Linking biological timing to population dynamics in the polar marine ecosystem
Helmholtz Centre for Environmental Research (UFZ), Carl von Ossietzky University Oldenburg (UO)
This work package will use mathematical modeling to transfer the results from the physiological and field studies to an ecosystem level. The models will be used to investigate the interplay of endogenous rhythms in polar pelagic invertebrates with population and community dynamics and to predict the consequences of shifting biorhythms for both the krill population and the entire Antarctic pelagic food chain. The Blasius lab (UO) will establish population dynamics models of Antarctic krill and calanoid copepods to model biological timing in these organisms and its functional interaction with the polar environment, characterized by extreme temporal forcing. The models will explore the synchronization of endogenous physiological and behavioral timing systems (i.e., daily and seasonal life-cycle functions) to the external cycles in environmental factors (e.g., photoperiod, seasonal sea ice dynamics) and will infer the consequences for population and community dynamics. The models will be used to study the interaction of various rhythms at different time scales (i.e., diurnal, seasonal and multi-annual climate cycles) and will consider: the community perspective (i.e., the timing of krill with respect to the timing of top predators and phytoplankton food source), the species perspective (i.e., species specific differences between krill and copepods), and the spatial perspective (i.e., latitudinal migration of krill from lower to higher latitudes and associated changes of photoperiod and timing of food sources). Finally, the models will be used to understand and predict the effect of climate induced changes in polar environments and associated mismatch of biological timing for the whole polar pelagic ecosystem at the species and community level.
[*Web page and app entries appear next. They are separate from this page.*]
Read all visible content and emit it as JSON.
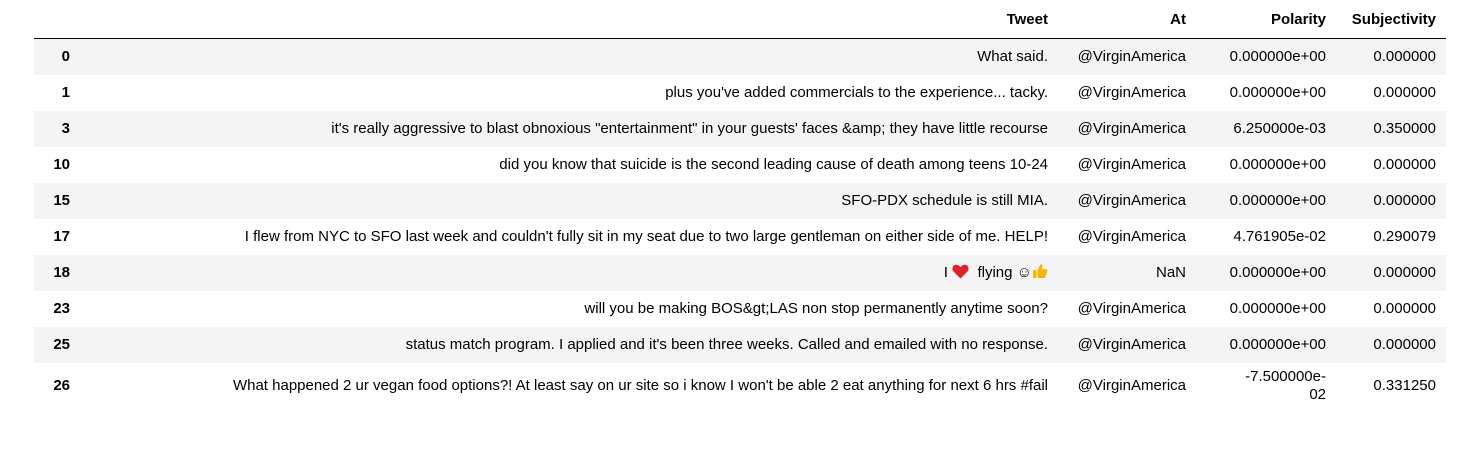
{
  "table": {
    "headers": [
      "Tweet",
      "At",
      "Polarity",
      "Subjectivity"
    ],
    "rows": [
      {
        "index": "0",
        "tweet": "What said.",
        "at": "@VirginAmerica",
        "polarity": "0.000000e+00",
        "subjectivity": "0.000000"
      },
      {
        "index": "1",
        "tweet": "plus you've added commercials to the experience... tacky.",
        "at": "@VirginAmerica",
        "polarity": "0.000000e+00",
        "subjectivity": "0.000000"
      },
      {
        "index": "3",
        "tweet": "it's really aggressive to blast obnoxious \"entertainment\" in your guests' faces &amp; they have little recourse",
        "at": "@VirginAmerica",
        "polarity": "6.250000e-03",
        "subjectivity": "0.350000"
      },
      {
        "index": "10",
        "tweet": "did you know that suicide is the second leading cause of death among teens 10-24",
        "at": "@VirginAmerica",
        "polarity": "0.000000e+00",
        "subjectivity": "0.000000"
      },
      {
        "index": "15",
        "tweet": "SFO-PDX schedule is still MIA.",
        "at": "@VirginAmerica",
        "polarity": "0.000000e+00",
        "subjectivity": "0.000000"
      },
      {
        "index": "17",
        "tweet": "I flew from NYC to SFO last week and couldn't fully sit in my seat due to two large gentleman on either side of me. HELP!",
        "at": "@VirginAmerica",
        "polarity": "4.761905e-02",
        "subjectivity": "0.290079"
      },
      {
        "index": "18",
        "tweet_prefix": "I",
        "tweet_suffix": "flying",
        "smile": "☺",
        "at": "NaN",
        "polarity": "0.000000e+00",
        "subjectivity": "0.000000"
      },
      {
        "index": "23",
        "tweet": "will you be making BOS&gt;LAS non stop permanently anytime soon?",
        "at": "@VirginAmerica",
        "polarity": "0.000000e+00",
        "subjectivity": "0.000000"
      },
      {
        "index": "25",
        "tweet": "status match program. I applied and it's been three weeks. Called and emailed with no response.",
        "at": "@VirginAmerica",
        "polarity": "0.000000e+00",
        "subjectivity": "0.000000"
      },
      {
        "index": "26",
        "tweet": "What happened 2 ur vegan food options?! At least say on ur site so i know I won't be able 2 eat anything for next 6 hrs #fail",
        "at": "@VirginAmerica",
        "polarity": "-7.500000e-02",
        "subjectivity": "0.331250"
      }
    ]
  },
  "icons": {
    "heart": "heart-icon",
    "thumbs_up": "thumbs-up-icon",
    "heart_color": "#e0202a",
    "thumb_color": "#f5b400"
  }
}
The Grimm lab (UFZ) will contribute its expertise in the mechanistic modeling of population dynamics. The models will take into account the full life cycle of the organisms, individual variability, local interactions, physiology, and adaptive behavior. Sub-models will be tested and parameterized for a wide range of environmental conditions so that the full individual-based modeling (IBM) can be used to predict responses of the population to unprecedented environmental conditions. Due to the high abundances in marine invertebrates like krill, individuals will be grouped into “super-individuals”, i.e. stage-cohorts of identical individuals. The model will include environmental drivers of individual development and performance, internal and external biorhythms and their interaction, and a sub-model that takes into account food intake and use. This sub-model should be based on an established theory, for example Dynamic Energy Budget Theory or Metabolic Scaling Theory. Data for parameterizing the model will be provided by the empirical groups, as well as various patterns observed in the real system which can be used to inversely determine model structure and parameters (“pattern-oriented modeling”).